__PROBLEM TO SOLVE__:
Which lines in the records below contain the word "JSON"? Copy each one out.

__RECORDS FOR THIS TASK__:
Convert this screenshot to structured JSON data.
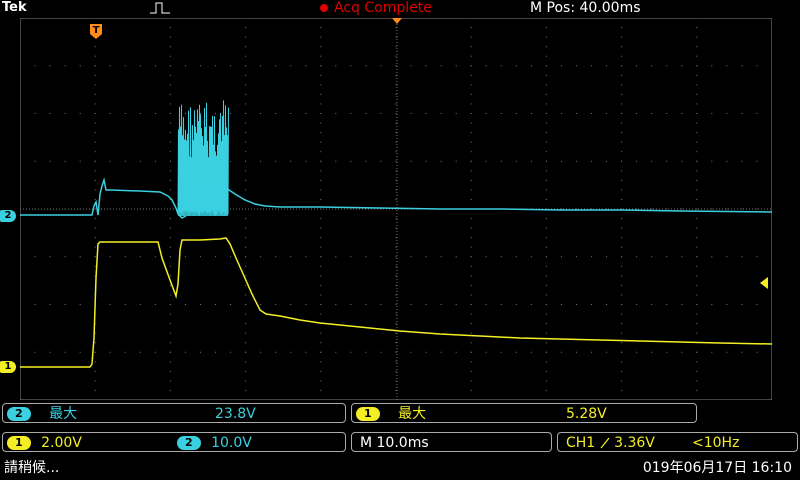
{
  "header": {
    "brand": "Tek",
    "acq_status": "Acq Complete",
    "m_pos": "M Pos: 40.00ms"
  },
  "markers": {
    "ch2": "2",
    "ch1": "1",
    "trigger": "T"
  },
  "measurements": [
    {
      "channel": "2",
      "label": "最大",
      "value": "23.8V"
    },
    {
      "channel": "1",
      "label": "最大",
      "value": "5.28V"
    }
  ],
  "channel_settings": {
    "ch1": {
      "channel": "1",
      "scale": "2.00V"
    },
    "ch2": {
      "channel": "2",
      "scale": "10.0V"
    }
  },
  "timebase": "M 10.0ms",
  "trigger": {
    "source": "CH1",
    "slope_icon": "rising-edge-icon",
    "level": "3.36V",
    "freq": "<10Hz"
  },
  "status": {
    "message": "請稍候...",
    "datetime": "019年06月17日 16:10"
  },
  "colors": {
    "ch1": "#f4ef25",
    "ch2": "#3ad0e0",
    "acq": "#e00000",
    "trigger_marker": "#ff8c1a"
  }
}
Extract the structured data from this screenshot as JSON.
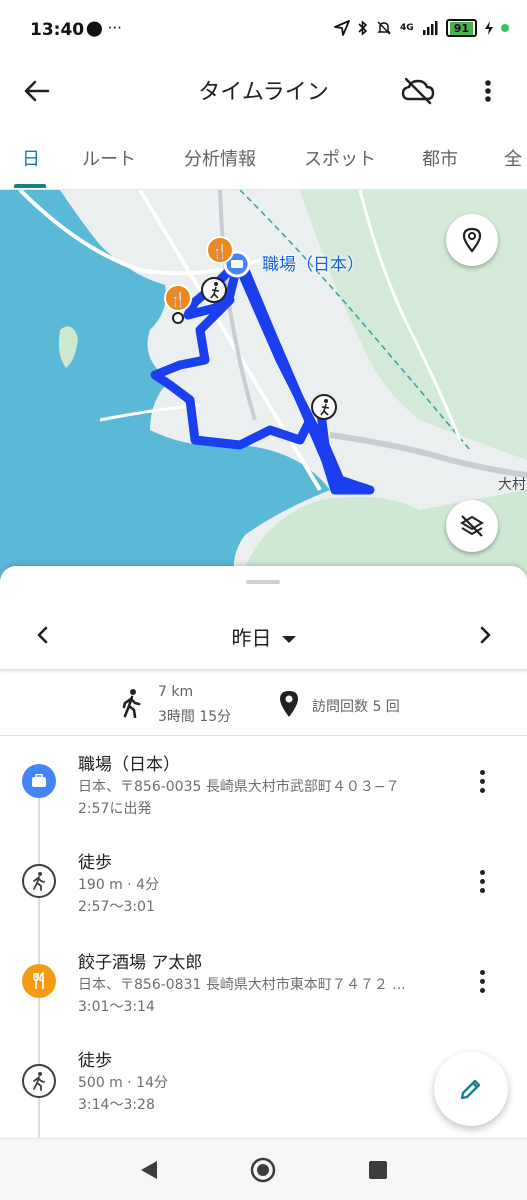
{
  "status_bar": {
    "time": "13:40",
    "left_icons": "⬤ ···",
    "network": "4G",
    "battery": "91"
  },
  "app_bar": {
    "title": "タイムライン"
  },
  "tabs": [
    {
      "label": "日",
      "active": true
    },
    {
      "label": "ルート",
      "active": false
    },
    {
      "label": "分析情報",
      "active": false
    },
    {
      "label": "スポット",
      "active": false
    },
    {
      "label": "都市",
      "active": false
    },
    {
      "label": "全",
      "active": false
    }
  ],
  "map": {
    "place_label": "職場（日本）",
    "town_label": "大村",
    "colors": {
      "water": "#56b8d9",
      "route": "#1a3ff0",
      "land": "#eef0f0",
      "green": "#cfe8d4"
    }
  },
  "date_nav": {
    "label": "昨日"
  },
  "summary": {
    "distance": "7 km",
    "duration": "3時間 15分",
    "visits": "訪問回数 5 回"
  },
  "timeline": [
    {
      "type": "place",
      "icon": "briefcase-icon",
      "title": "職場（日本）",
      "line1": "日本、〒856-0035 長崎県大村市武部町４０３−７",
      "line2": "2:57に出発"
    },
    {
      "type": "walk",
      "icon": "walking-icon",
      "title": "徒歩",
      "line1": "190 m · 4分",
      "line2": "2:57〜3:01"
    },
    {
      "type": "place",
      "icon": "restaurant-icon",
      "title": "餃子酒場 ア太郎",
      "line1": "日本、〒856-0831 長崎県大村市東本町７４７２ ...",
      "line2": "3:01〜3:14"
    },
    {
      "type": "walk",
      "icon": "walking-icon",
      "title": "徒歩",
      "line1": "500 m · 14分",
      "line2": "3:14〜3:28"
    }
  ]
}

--

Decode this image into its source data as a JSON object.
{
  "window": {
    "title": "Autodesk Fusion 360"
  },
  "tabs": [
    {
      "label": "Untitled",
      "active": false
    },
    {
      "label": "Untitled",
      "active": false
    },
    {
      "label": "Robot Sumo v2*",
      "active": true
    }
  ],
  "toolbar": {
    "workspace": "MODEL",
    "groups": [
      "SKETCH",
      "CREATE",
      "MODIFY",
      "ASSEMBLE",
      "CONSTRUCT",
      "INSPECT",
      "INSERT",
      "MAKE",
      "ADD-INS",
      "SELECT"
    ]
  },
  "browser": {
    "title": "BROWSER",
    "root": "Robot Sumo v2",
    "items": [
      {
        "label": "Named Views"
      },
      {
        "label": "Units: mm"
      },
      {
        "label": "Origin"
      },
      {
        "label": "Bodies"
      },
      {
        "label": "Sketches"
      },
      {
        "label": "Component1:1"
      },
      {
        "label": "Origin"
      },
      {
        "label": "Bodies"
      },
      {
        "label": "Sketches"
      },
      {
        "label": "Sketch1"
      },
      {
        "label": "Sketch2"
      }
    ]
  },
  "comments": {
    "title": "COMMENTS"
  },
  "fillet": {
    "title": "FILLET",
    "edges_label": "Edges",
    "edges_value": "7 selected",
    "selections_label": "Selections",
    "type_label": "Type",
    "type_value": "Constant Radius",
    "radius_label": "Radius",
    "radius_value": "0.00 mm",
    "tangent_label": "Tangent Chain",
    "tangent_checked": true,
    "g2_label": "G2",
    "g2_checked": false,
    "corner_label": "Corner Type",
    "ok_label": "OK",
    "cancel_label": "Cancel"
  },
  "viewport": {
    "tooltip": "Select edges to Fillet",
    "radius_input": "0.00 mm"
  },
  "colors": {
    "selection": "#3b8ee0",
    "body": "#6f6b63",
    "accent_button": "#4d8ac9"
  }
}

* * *

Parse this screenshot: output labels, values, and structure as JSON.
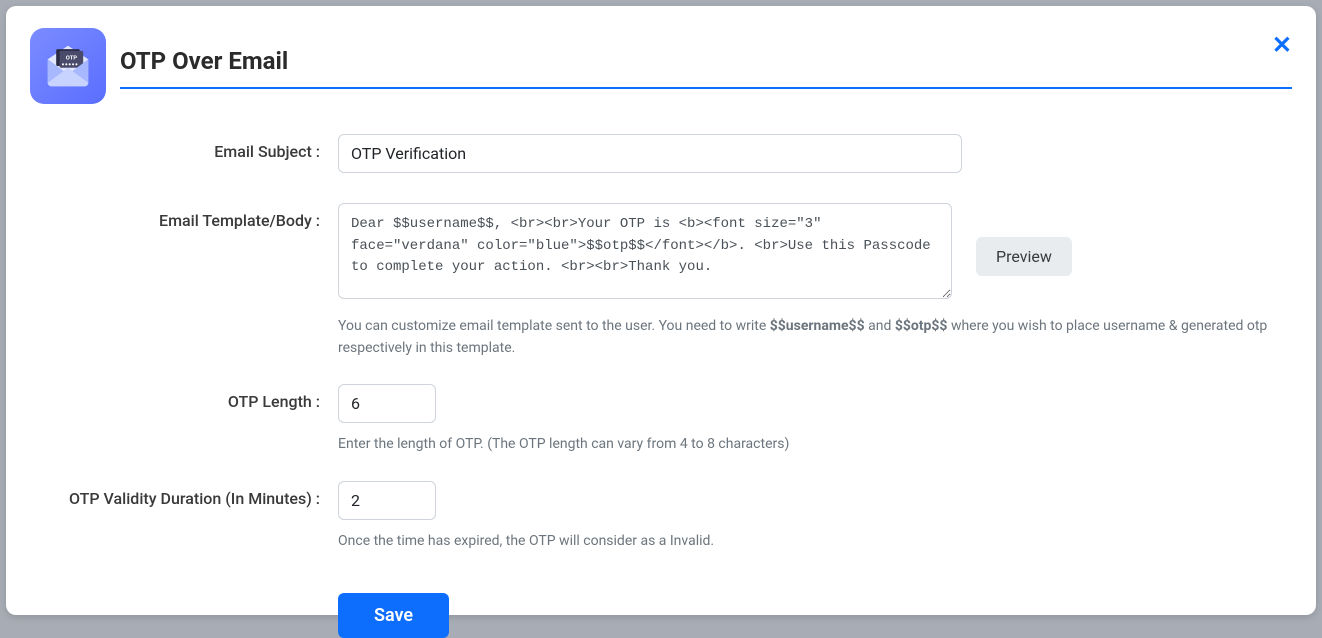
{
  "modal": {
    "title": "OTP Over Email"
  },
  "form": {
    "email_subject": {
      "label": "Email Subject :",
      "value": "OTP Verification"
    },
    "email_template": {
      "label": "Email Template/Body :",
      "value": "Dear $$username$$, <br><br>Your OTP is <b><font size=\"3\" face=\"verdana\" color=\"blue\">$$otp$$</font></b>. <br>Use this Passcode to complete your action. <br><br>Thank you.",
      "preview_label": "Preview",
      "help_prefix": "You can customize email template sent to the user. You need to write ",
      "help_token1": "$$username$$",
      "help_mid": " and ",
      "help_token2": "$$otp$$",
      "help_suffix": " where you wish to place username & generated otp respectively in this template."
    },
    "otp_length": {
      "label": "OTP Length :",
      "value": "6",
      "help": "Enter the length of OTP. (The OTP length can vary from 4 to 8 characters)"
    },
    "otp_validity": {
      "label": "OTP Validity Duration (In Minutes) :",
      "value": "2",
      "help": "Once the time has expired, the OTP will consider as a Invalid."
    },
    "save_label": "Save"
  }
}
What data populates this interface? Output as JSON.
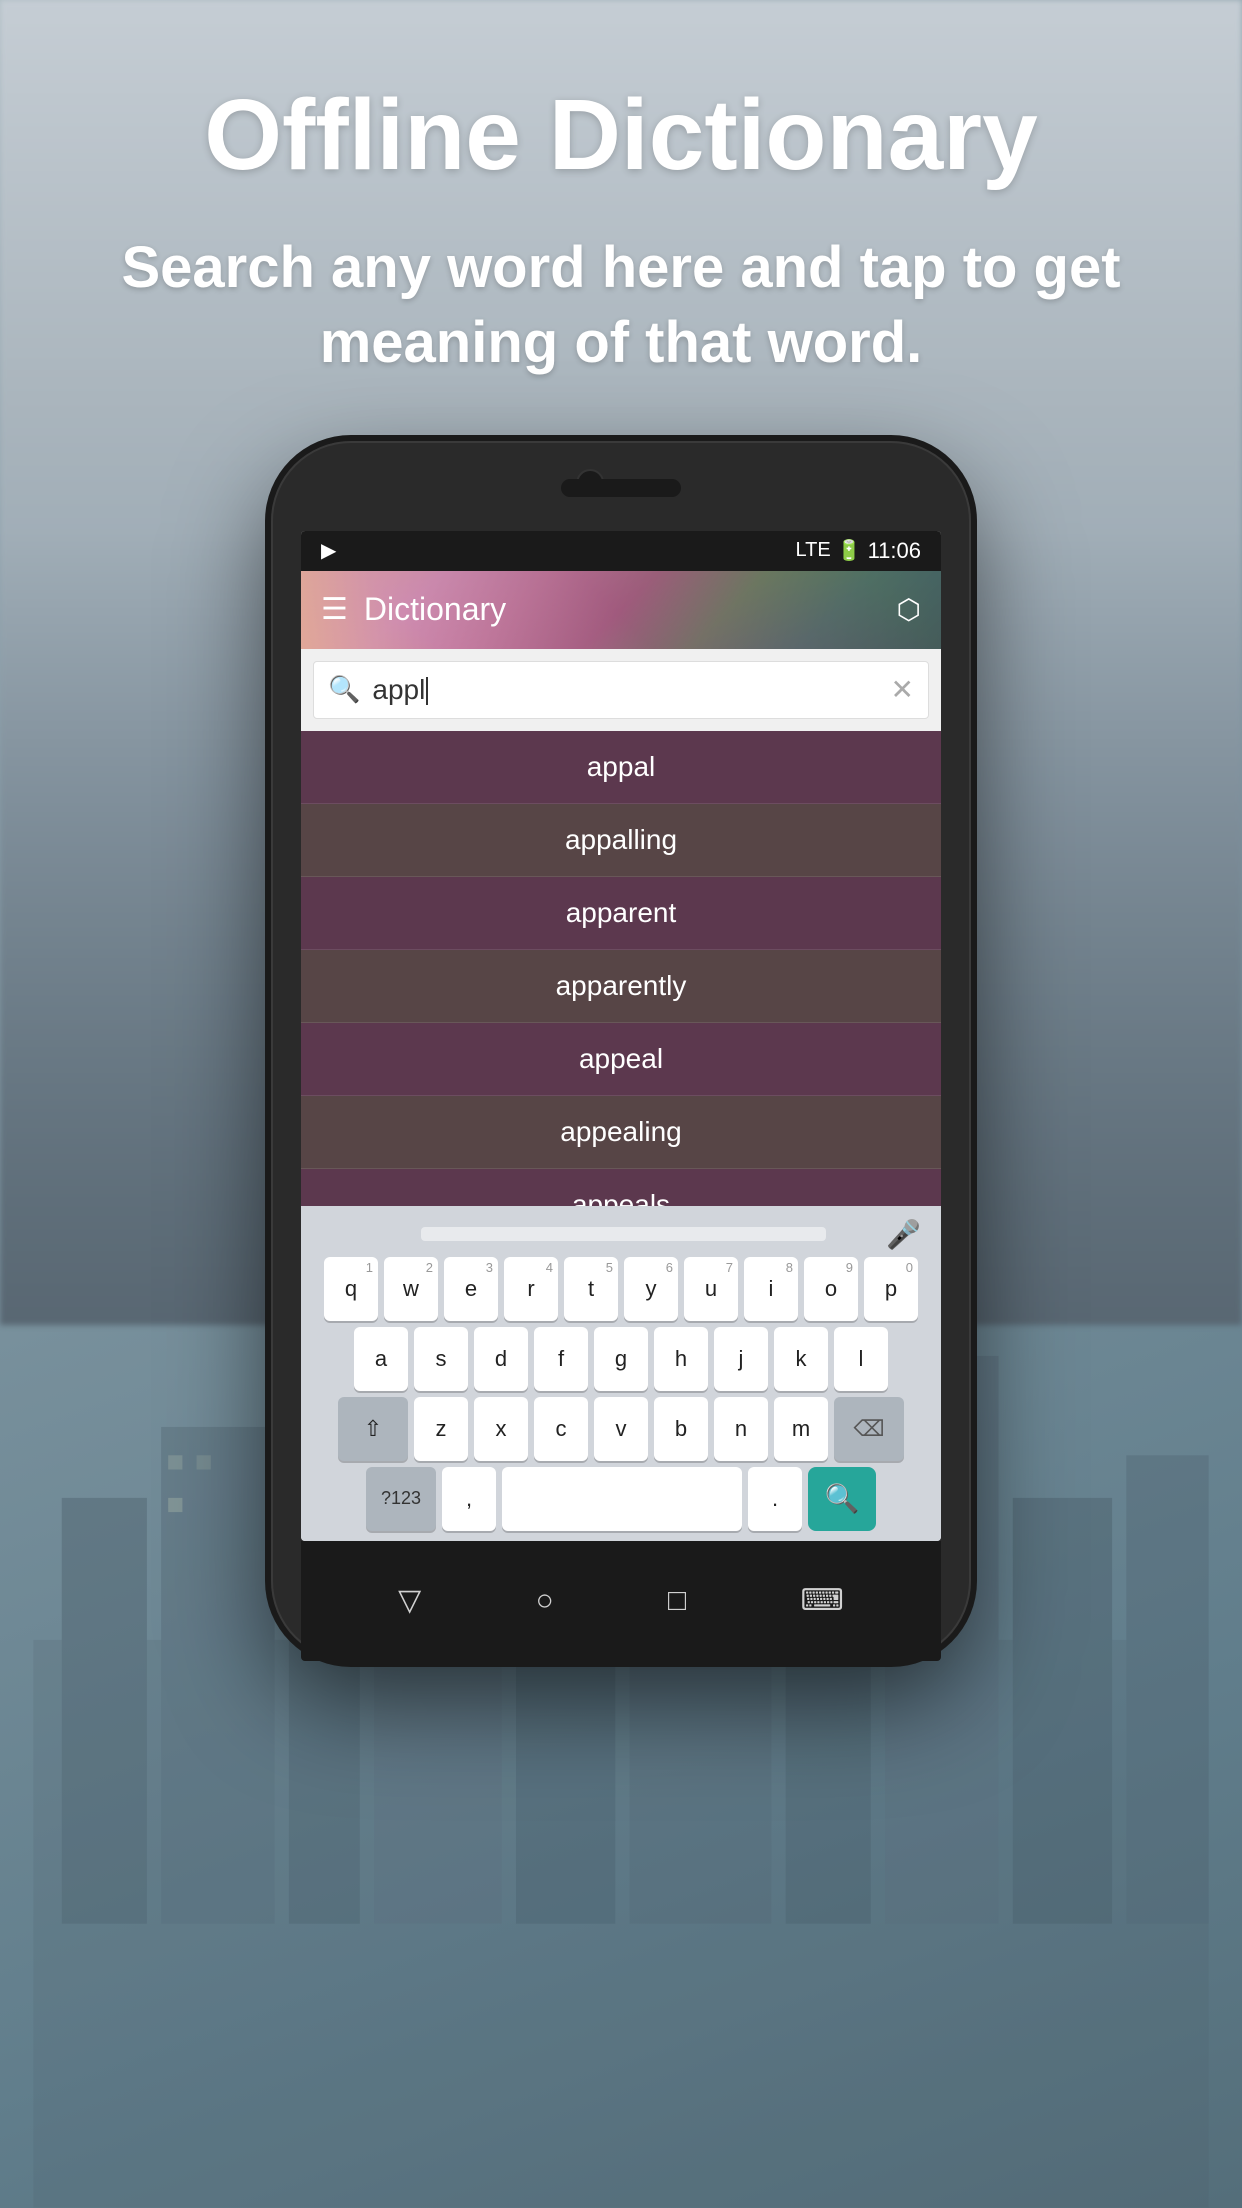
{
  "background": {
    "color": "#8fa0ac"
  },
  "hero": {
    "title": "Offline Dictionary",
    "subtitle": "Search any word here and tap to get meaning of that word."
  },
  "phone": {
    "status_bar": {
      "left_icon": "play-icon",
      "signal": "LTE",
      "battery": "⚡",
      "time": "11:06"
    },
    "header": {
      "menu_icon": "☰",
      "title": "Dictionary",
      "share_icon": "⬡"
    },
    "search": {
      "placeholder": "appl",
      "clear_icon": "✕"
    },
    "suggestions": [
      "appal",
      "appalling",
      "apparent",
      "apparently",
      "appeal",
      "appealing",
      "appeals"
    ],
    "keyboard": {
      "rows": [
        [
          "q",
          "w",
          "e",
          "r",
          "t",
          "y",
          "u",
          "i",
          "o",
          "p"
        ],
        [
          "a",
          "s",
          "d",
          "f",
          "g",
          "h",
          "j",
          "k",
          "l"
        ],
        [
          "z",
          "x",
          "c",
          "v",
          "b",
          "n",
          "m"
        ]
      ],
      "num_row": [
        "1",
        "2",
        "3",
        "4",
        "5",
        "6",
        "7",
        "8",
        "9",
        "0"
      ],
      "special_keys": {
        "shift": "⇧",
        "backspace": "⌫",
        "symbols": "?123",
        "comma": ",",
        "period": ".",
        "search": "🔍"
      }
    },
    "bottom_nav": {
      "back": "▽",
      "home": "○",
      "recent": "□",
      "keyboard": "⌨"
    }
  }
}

__WRITTEN ANSWER__:
Convert this screenshot to structured JSON data.
Extract the structured data from this screenshot as JSON.
Decode this image into its source data as a JSON object.
Parse this screenshot: output labels, values, and structure as JSON.
What data populates this interface? Output as JSON.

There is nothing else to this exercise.